Middleton is eager to win, but he remains committed to seeing the rebuild through. Klentak has often said he won’t make a shortsighted move that would jeopardize the future. He has said his goal is to play in October for a decade, not just one year. That’s Middleton’s goal, too.

If the Phillies were to make an upgrade on the pitching side in the coming days or weeks, it would have to be on their terms. They have been in continuous contact with Arrieta’s representatives all winter, but won’t go to five or more years to sign the right-hander who turns 32 in March. If Arrieta were willing to sign a deal in the two- to four-year range, the Phillies would definitely have interest (more on all that here).

Stay tuned on that one. Camps are open. Free agents Eric Hosmer and J.D. Martinez have signed in recent days. Like Arrieta, they are represented by Scott Boras. The pitching logjam looks ready to break and could have an impact in Philadelphia, where the Phillies are methodically striving to become playoff relevant again.

“We wouldn’t be out talking to people the way we are if we didn’t think that we could get that little extra push,” Middleton said. “I think we all feel this way. [It] just has to be done in an intelligent, thoughtful and reasonable way.

“But, yeah, I’d love to do something."

Phillies willing to sign Jake Arrieta if ...

Phillies willing to sign Jake Arrieta if ...

CLEARWATER, Fla. — Longstanding rumors linking the Phillies to free-agent pitcher Jake Arrieta continue to percolate. On Tuesday morning, baseball reporter Jon Heyman tweeted that the Phillies and Arrieta were engaged in "dialogue."

Here’s what we know: At the winter meetings in December, Phillies officials met with Arrieta’s agent, Scott Boras, to go over a number of Boras’ clients. At the time, Arrieta was looking for a deal in the neighborhood of seven years and $180 million to $200 million. Those parameters were not a fit for the Phillies, who have placed a premium on short-term contracts while they move their rebuild forward.

The Phillies have remained engaged with the Arrieta camp throughout the winter and they have made it clear that if the pitcher’s price tag comes down, they would have interest in a union. It is believed the Phillies would be willing to sign Arrieta, who turns 32 in March, to a two- or three-year contract, at a significant salary and possibly with some creative structure such as an out after one year.

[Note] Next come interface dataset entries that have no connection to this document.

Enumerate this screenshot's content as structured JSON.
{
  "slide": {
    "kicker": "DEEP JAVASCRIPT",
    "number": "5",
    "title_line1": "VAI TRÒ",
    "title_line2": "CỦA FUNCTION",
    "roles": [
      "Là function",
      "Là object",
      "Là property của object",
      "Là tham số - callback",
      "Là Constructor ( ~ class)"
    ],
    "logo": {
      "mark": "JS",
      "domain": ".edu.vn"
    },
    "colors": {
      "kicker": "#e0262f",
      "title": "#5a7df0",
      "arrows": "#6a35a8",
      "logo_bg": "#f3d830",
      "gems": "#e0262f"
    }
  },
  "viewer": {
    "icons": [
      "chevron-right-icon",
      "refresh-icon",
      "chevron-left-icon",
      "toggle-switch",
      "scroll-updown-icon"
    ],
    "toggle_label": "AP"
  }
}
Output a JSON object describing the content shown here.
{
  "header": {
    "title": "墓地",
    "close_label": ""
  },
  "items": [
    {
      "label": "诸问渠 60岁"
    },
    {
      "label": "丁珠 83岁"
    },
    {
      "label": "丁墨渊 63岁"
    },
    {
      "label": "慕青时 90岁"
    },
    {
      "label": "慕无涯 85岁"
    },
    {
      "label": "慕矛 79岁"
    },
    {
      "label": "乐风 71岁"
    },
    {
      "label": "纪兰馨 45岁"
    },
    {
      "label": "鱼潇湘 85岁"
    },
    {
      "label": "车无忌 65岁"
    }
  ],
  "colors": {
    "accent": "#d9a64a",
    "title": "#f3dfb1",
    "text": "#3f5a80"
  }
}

Earlier this winter, the Phillies had reservations about meeting free agent Carlos Santana’s original contract demands of upwards of five years. When Santana’s demands were lowered to three years, the Phillies pounced and signed him for $60 million. Such a lowering of demands could make Arrieta a Phillie. Of course, there are other teams interested. Arrieta has long been linked to the Cardinals and Nationals.

Arrieta would come with some risk. All pitchers of his age and odometer reading do. He won the National League Cy Young Award in 2015 while going 22-6 with a 1.77 ERA for the Chicago Cubs. He went 18-8 with a 3.10 ERA the following season and slipped to 14-10 with a 3.53 ERA in 2017. That trend downward has coincided with a slight drop in velocity and that has given teams pause at signing Arrieta to a long-term deal. It would seem that even the Cubs had reservations about Arrieta as they let him walk and signed free agent Yu Darvish.

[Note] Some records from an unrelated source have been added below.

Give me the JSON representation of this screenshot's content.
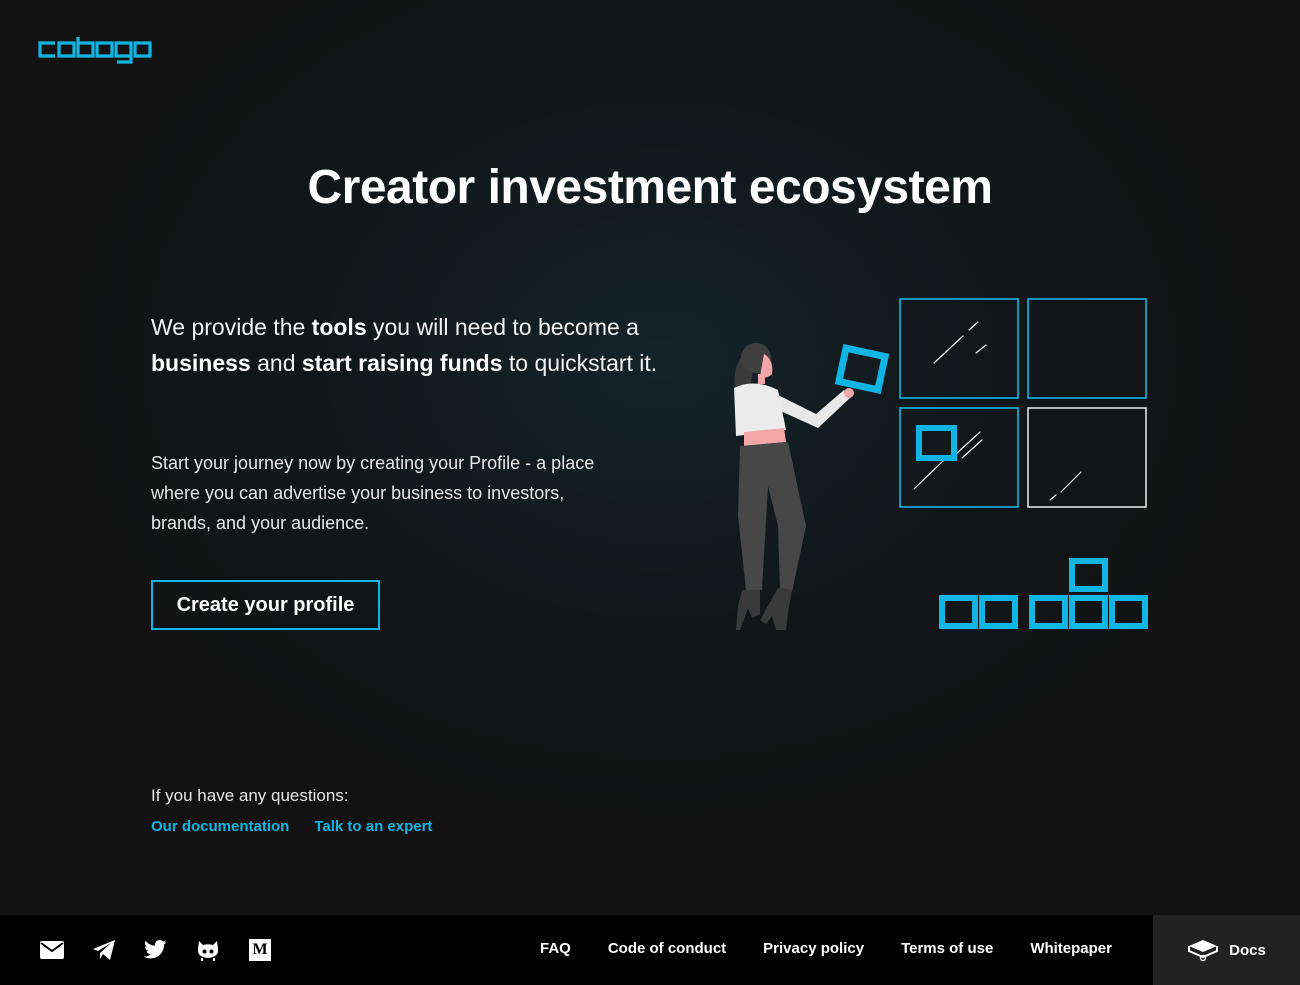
{
  "brand": {
    "logo_text": "cobogo",
    "accent": "#11b5e4"
  },
  "hero": {
    "title": "Creator investment ecosystem",
    "lead": {
      "part1": "We provide the ",
      "bold1": "tools",
      "part2": " you will need to become a ",
      "bold2": "business",
      "part3": " and ",
      "bold3": "start raising funds",
      "part4": " to quickstart it."
    },
    "description": "Start your journey now by creating your Profile - a place where you can advertise your business to investors, brands, and your audience.",
    "cta_label": "Create your profile"
  },
  "help": {
    "prompt": "If you have any questions:",
    "links": [
      "Our documentation",
      "Talk to an expert"
    ]
  },
  "footer": {
    "social_icons": [
      "mail-icon",
      "telegram-icon",
      "twitter-icon",
      "github-icon",
      "medium-icon"
    ],
    "medium_letter": "M",
    "nav": [
      "FAQ",
      "Code of conduct",
      "Privacy policy",
      "Terms of use",
      "Whitepaper"
    ],
    "docs_label": "Docs"
  }
}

In the last few days, a couple of big-name Boras clients have signed. Eric Hosmer went to the Padres and J.D. Martinez to the Red Sox. Arrieta might be next. If he would come at the Phillies’ price, he might end up being a Phillie.

Signing Arrieta would cost the Phillies a second- or third-round draft pick in June.